= Exercise aim =
Print every record below exactly as it stands.

▶

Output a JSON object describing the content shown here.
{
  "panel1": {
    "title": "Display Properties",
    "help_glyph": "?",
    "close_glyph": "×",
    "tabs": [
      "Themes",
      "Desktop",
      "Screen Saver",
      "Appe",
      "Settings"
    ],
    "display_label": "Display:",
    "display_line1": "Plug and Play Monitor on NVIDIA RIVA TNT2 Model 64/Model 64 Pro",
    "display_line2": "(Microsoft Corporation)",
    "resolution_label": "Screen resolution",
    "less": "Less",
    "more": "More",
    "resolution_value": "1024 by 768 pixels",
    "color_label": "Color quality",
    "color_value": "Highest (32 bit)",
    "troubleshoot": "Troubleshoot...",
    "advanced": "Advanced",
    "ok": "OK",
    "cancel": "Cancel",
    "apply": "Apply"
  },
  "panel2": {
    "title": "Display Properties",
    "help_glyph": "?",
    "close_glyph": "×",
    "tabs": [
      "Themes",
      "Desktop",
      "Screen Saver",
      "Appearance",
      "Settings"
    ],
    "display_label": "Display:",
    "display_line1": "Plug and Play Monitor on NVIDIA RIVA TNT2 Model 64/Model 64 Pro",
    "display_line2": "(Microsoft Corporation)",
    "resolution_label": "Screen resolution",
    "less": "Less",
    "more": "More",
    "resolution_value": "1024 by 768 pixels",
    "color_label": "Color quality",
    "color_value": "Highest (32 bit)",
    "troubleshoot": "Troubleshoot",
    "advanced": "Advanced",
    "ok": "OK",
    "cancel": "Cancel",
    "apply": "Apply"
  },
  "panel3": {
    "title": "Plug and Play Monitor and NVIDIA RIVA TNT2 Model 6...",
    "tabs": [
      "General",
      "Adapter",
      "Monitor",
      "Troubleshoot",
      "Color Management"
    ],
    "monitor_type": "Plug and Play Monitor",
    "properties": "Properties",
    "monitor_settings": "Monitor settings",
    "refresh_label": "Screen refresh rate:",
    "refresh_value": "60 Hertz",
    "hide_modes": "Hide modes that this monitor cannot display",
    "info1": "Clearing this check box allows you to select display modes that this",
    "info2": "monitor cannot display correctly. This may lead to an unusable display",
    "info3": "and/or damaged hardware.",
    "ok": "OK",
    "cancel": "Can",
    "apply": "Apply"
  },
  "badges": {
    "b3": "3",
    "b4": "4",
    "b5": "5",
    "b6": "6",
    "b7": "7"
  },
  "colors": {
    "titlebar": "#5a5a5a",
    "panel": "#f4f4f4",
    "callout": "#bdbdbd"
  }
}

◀

= Result of this task =
Output a JSON object describing the content shown here.
{
  "panel1": {
    "title": "Display Properties",
    "help_glyph": "?",
    "close_glyph": "×",
    "tabs": [
      "Themes",
      "Desktop",
      "Screen Saver",
      "Appe",
      "Settings"
    ],
    "display_label": "Display:",
    "display_line1": "Plug and Play Monitor on NVIDIA RIVA TNT2 Model 64/Model 64 Pro",
    "display_line2": "(Microsoft Corporation)",
    "resolution_label": "Screen resolution",
    "less": "Less",
    "more": "More",
    "resolution_value": "1024 by 768 pixels",
    "color_label": "Color quality",
    "color_value": "Highest (32 bit)",
    "troubleshoot": "Troubleshoot...",
    "advanced": "Advanced",
    "ok": "OK",
    "cancel": "Cancel",
    "apply": "Apply"
  },
  "panel2": {
    "title": "Display Properties",
    "help_glyph": "?",
    "close_glyph": "×",
    "tabs": [
      "Themes",
      "Desktop",
      "Screen Saver",
      "Appearance",
      "Settings"
    ],
    "display_label": "Display:",
    "display_line1": "Plug and Play Monitor on NVIDIA RIVA TNT2 Model 64/Model 64 Pro",
    "display_line2": "(Microsoft Corporation)",
    "resolution_label": "Screen resolution",
    "less": "Less",
    "more": "More",
    "resolution_value": "1024 by 768 pixels",
    "color_label": "Color quality",
    "color_value": "Highest (32 bit)",
    "troubleshoot": "Troubleshoot",
    "advanced": "Advanced",
    "ok": "OK",
    "cancel": "Cancel",
    "apply": "Apply"
  },
  "panel3": {
    "title": "Plug and Play Monitor and NVIDIA RIVA TNT2 Model 6...",
    "tabs": [
      "General",
      "Adapter",
      "Monitor",
      "Troubleshoot",
      "Color Management"
    ],
    "monitor_type": "Plug and Play Monitor",
    "properties": "Properties",
    "monitor_settings": "Monitor settings",
    "refresh_label": "Screen refresh rate:",
    "refresh_value": "60 Hertz",
    "hide_modes": "Hide modes that this monitor cannot display",
    "info1": "Clearing this check box allows you to select display modes that this",
    "info2": "monitor cannot display correctly. This may lead to an unusable display",
    "info3": "and/or damaged hardware.",
    "ok": "OK",
    "cancel": "Can",
    "apply": "Apply"
  },
  "badges": {
    "b3": "3",
    "b4": "4",
    "b5": "5",
    "b6": "6",
    "b7": "7"
  },
  "colors": {
    "titlebar": "#5a5a5a",
    "panel": "#f4f4f4",
    "callout": "#bdbdbd"
  }
}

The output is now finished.